20 Therefore, if you died with Christ from the basic principles of the world, why, as though living in the world, do you subject yourselves to regulations—
21 “Do not touch, do not taste, do not handle,”
22 which all concern things which perish with the using — according to the commandments and doctrines of men?
23 These things indeed have an appearance of wisdom in self-imposed religion, false humility, and neglect of the body, but are of no value against the indulgence of the flesh.
Paul condemns asceticism and urges the Colossians to reject it as a way of life. He mentions, in support of his view, (1) the Christian’s death to the rudiments of thw world (vs. 20-22a), (2) the human character of ascetic rules (v.22b), and (3) the ineffectiveness of asceticism to check the indulgence of the lower nature (v.23). — Colossians and Philemon, by Curtis Vaughan, page 85.
if (v.20) = “if, as is a fact,” “since” — tense indicates this is referring to the moment of salvation
died (v.20) — separated from the world
rudiments (v.20) = elementary principles
as though living in the world (v.20) — as though you haven’t died to the world
touch (v.21) = cling to
handle (v.21) = superficial or transitory toucing — so “don’t even touch them”
perish with the using (v.22) — That is to say, the things with which such commandments as “handle not, nor taste, nor touch” have to do are actually made to be used; and with the use they perish, for food ceases to be food once it is eaten. The underlying thought then is that the restrictive regulations of the Colossian heresy deal with matters that are fleeting and unimportant. Christ, in fact, has made all foods clean (Mark 7:19). — Vaughan, page 86.
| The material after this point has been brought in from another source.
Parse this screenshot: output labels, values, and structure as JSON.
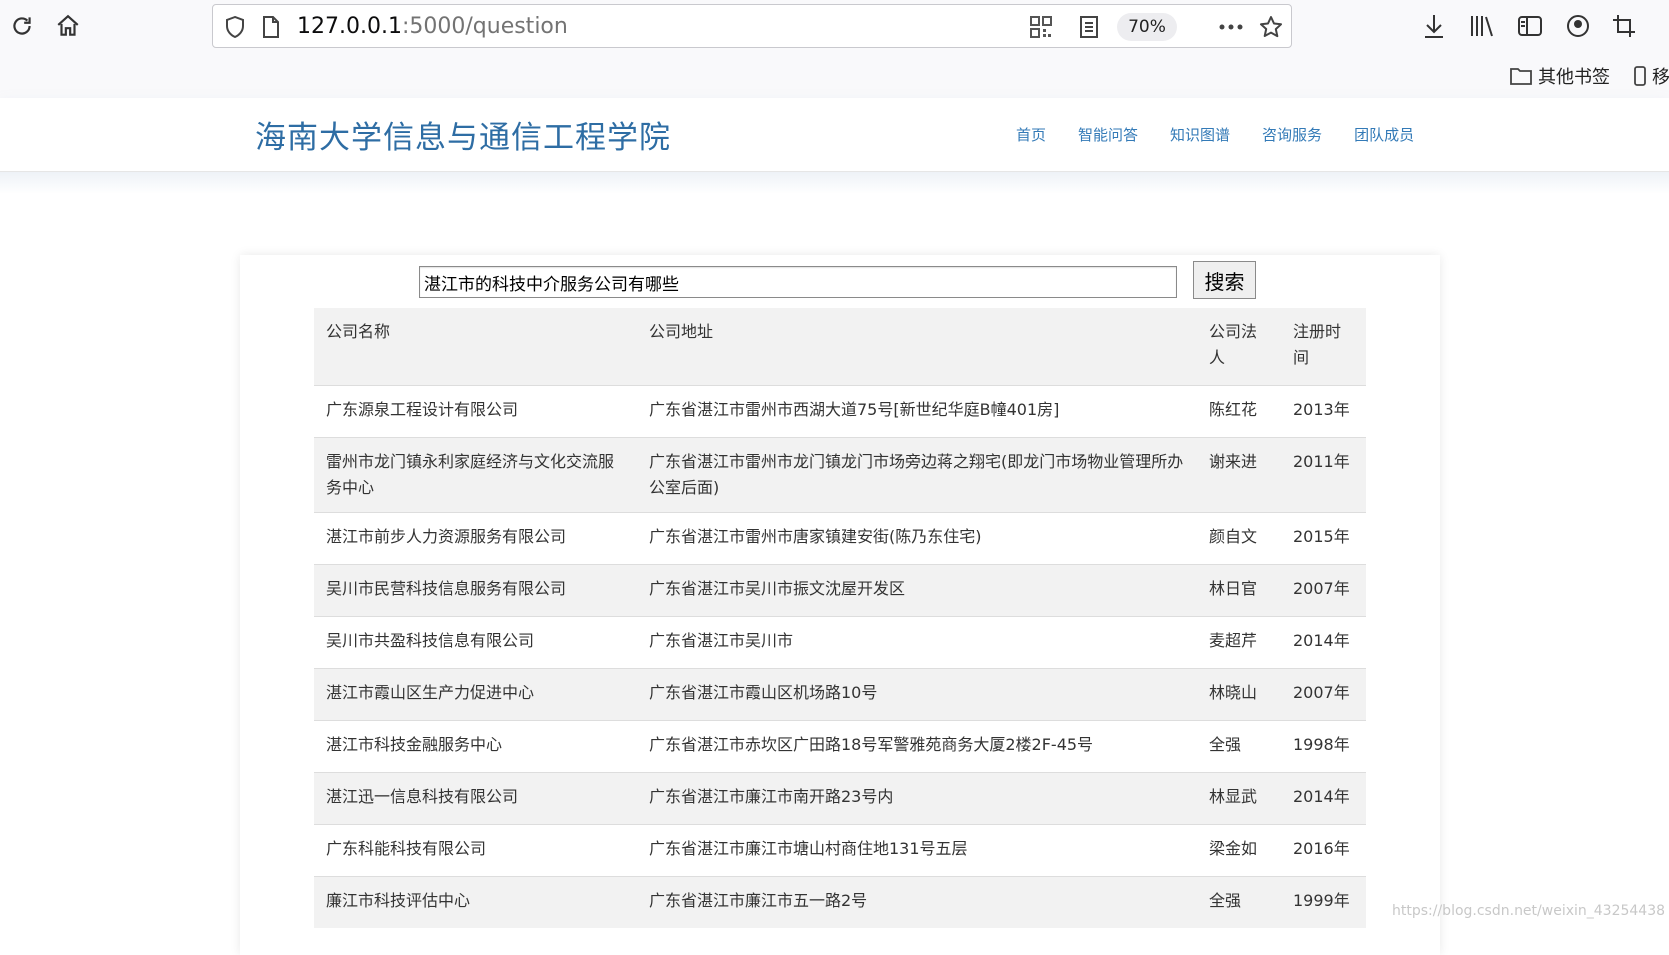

these things (v.23) — these sort of things
appearance (v.23) = reputation
self-imposed religion (v.23) — rites of worship voluntarily adopted and not imposed upon one by others
neglect (v.23) = severity, rites that abuse the body
no value against the indulgence of the flesh (v.23) — asceticism does nothing to prevent the desires of the old nature
Paul is saying that legalism appears, on the surface, to be worshipful and impressive, but it has no value in resisting sin.